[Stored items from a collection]
--- START ---
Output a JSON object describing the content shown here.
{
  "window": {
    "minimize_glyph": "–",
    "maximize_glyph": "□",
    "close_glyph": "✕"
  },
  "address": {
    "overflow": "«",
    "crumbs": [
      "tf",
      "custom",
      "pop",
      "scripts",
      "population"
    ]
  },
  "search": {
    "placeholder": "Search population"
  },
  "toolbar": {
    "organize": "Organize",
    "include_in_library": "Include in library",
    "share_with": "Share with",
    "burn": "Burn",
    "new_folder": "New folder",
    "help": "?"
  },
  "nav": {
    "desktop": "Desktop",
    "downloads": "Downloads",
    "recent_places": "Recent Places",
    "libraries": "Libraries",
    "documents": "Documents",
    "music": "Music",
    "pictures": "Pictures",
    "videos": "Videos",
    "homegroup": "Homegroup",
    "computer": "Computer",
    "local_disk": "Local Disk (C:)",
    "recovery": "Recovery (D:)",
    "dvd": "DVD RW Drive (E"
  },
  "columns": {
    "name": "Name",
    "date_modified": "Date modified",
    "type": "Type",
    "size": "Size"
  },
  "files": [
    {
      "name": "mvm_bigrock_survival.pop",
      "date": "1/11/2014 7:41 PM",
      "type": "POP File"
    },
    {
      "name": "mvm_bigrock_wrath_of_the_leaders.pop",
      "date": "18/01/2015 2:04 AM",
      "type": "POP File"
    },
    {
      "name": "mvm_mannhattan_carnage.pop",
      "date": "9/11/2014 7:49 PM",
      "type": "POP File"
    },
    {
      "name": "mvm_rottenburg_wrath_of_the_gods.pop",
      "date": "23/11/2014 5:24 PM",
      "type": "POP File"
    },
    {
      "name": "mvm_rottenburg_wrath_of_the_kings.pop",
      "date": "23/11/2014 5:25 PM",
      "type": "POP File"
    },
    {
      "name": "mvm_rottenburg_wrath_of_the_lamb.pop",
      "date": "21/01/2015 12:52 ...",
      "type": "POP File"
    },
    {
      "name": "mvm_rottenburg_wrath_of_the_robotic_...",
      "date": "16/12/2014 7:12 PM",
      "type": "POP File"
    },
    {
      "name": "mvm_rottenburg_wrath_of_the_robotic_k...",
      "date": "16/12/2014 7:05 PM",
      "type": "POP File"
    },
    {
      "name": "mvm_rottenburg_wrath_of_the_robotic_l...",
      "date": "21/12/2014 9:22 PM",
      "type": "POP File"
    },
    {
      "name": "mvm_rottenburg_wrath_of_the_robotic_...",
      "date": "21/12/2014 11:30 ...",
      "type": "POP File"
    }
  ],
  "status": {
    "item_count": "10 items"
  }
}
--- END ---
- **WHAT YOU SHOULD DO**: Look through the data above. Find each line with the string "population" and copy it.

- **WORKED SOLUTION**:
      "population"
    "placeholder": "Search population"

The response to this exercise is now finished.